WHAT IS BEING ASKED. Check the records below line by line, and report how many lines include the string "Sign". No other words are needed.

INPUT MATERIAL.
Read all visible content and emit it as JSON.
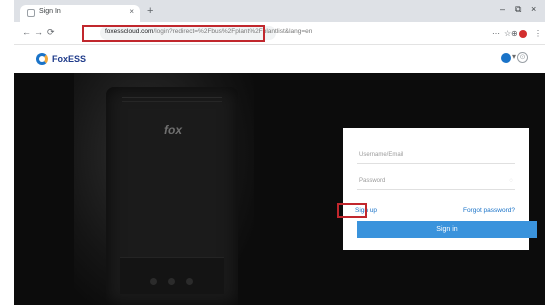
{
  "browser": {
    "tab_title": "Sign In",
    "tab_close": "×",
    "new_tab": "+",
    "window_controls": [
      "–",
      "⧉",
      "×"
    ],
    "nav": [
      "←",
      "→",
      "⟳"
    ],
    "url_domain": "foxesscloud.com",
    "url_path": "/login?redirect=%2Fbus%2Fplant%2Fplantlist&lang=en",
    "toolbar_icons": [
      "⋯",
      "☆",
      "⊕"
    ],
    "menu": "⋮"
  },
  "site": {
    "logo_text": "FoxESS",
    "language_caret": "▾",
    "user_glyph": "⊙"
  },
  "hero": {
    "device_brand": "fox"
  },
  "login": {
    "username_placeholder": "Username/Email",
    "password_placeholder": "Password",
    "eye_glyph": "◌",
    "signup_label": "Sign up",
    "forgot_label": "Forgot password?",
    "signin_label": "Sign in"
  },
  "colors": {
    "accent": "#3a93dc",
    "highlight": "#c1272d",
    "link": "#1a73c8"
  }
}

EXPECTED ANSWER. 3